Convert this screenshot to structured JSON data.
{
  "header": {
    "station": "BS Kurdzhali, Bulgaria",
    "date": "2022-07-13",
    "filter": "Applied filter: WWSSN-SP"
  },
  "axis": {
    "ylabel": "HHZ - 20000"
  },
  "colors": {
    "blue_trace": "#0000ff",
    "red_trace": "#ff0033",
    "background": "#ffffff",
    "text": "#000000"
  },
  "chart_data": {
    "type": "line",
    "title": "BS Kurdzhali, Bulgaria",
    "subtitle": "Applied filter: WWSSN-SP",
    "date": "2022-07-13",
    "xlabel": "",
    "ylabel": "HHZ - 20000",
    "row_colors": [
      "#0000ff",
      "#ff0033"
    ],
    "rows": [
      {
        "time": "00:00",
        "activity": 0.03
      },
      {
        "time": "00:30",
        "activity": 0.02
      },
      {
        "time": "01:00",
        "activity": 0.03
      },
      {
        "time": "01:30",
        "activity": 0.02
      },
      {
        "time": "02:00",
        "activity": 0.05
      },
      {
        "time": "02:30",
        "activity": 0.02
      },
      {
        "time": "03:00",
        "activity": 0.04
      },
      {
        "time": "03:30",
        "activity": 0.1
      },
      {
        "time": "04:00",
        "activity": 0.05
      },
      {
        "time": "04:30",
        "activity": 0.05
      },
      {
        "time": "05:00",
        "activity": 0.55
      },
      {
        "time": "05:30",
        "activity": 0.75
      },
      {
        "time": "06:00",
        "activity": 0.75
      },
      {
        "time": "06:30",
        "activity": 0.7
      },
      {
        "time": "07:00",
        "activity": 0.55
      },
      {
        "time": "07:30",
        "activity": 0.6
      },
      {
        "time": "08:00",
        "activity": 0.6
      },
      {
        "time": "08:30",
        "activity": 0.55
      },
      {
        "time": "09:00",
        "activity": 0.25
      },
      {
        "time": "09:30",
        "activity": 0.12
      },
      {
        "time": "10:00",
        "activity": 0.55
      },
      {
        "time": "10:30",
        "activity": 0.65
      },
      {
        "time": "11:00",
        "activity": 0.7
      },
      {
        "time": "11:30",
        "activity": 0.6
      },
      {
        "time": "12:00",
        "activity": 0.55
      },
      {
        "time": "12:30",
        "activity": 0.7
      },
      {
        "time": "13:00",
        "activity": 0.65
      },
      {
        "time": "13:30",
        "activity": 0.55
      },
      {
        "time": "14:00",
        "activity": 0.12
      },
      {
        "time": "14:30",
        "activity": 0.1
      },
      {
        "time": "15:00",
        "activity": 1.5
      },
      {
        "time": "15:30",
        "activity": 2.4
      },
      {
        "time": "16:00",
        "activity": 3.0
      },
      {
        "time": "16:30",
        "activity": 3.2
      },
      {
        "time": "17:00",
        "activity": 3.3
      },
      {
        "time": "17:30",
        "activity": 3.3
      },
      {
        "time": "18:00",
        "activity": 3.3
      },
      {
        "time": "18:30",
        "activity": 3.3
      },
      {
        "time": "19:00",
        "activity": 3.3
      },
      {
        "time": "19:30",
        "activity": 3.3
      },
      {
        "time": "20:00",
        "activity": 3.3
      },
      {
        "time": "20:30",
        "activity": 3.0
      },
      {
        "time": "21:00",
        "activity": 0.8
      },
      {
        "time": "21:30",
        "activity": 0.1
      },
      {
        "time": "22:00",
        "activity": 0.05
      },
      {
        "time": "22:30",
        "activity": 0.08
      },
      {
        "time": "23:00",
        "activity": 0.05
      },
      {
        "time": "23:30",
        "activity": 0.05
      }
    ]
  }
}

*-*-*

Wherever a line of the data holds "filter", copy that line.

EXPECTED ANSWER:
    "filter": "Applied filter: WWSSN-SP"
    "subtitle": "Applied filter: WWSSN-SP",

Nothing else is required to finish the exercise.